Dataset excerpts
○ ○ ○ ○
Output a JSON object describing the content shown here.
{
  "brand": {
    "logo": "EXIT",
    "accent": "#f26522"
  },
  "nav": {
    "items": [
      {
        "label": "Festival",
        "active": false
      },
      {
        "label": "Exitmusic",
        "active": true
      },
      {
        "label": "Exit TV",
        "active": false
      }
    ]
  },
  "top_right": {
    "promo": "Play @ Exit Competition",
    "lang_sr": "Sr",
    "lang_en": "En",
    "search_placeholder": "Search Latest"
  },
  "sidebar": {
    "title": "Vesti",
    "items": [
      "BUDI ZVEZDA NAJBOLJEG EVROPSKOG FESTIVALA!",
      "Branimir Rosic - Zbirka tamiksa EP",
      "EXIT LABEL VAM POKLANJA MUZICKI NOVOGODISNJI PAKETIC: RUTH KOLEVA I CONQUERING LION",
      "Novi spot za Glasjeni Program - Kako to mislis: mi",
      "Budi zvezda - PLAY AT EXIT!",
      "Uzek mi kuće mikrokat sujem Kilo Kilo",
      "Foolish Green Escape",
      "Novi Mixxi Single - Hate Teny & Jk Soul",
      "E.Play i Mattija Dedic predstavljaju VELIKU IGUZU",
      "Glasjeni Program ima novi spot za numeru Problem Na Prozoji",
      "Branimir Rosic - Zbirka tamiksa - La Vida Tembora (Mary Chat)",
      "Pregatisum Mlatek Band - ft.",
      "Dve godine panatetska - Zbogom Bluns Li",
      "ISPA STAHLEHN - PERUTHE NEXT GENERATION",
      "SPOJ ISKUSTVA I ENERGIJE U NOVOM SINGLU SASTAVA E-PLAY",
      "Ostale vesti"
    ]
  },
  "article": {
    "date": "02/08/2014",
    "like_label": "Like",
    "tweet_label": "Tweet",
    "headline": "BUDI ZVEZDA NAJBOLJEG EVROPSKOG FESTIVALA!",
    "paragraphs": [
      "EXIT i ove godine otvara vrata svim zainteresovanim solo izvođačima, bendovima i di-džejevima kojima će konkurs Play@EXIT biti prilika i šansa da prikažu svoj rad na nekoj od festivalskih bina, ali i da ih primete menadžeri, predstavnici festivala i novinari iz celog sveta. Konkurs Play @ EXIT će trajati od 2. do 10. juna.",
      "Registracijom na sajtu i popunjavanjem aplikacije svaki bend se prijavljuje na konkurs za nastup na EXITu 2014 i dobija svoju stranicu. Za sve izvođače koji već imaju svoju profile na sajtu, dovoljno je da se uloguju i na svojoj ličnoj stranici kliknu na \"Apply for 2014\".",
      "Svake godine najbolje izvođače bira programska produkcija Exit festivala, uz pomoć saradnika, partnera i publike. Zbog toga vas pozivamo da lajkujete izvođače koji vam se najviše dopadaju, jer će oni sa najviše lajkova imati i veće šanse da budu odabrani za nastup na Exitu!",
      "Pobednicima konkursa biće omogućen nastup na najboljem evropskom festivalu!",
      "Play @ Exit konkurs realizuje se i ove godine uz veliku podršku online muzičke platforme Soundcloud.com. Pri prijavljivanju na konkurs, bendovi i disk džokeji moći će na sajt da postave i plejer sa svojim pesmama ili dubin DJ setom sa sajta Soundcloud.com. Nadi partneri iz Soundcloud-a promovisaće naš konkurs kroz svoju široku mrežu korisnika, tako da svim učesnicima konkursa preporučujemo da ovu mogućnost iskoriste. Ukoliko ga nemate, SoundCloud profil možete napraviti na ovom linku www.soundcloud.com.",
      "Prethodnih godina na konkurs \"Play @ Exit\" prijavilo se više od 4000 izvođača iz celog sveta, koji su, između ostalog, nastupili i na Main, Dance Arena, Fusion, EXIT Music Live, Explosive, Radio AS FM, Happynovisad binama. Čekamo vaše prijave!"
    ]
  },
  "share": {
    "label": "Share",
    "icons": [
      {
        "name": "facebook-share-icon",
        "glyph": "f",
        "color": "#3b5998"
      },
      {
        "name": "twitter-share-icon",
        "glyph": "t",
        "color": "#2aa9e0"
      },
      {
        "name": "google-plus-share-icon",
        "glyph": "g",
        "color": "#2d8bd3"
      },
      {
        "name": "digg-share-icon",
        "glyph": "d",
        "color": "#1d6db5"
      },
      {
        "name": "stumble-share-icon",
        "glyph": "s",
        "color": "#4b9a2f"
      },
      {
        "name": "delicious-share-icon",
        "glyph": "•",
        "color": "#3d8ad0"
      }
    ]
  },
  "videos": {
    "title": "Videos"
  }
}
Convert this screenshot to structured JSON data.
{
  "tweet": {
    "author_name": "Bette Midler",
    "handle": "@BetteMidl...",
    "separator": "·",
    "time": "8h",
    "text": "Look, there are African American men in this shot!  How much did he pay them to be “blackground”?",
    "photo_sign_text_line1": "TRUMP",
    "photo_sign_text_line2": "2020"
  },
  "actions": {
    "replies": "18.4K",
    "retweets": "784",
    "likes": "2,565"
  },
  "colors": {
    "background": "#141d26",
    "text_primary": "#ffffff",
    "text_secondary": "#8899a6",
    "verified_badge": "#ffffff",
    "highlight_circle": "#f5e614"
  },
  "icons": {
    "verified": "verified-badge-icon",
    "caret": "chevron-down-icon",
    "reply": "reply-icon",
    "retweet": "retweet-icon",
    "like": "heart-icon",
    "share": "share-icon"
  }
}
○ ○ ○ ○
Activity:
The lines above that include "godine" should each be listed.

Task answer:
      "Dve godine panatetska - Zbogom Bluns Li",
      "EXIT i ove godine otvara vrata svim zainteresovanim solo izvođačima, bendovima i di-džejevima kojima će konkurs Play@EXIT biti prilika i šansa da prikažu svoj rad na nekoj od festivalskih bina, ali i da ih primete menadžeri, predstavnici festivala i novinari iz celog sveta. Konkurs Play @ EXIT će trajati od 2. do 10. juna.",
      "Svake godine najbolje izvođače bira programska produkcija Exit festivala, uz pomoć saradnika, partnera i publike. Zbog toga vas pozivamo da lajkujete izvođače koji vam se najviše dopadaju, jer će oni sa najviše lajkova imati i veće šanse da budu odabrani za nastup na Exitu!",
      "Play @ Exit konkurs realizuje se i ove godine uz veliku podršku online muzičke platforme Soundcloud.com. Pri prijavljivanju na konkurs, bendovi i disk džokeji moći će na sajt da postave i plejer sa svojim pesmama ili dubin DJ setom sa sajta Soundcloud.com. Nadi partneri iz Soundcloud-a promovisaće naš konkurs kroz svoju široku mrežu korisnika, tako da svim učesnicima konkursa preporučujemo da ovu mogućnost iskoriste. Ukoliko ga nemate, SoundCloud profil možete napraviti na ovom linku www.soundcloud.com.",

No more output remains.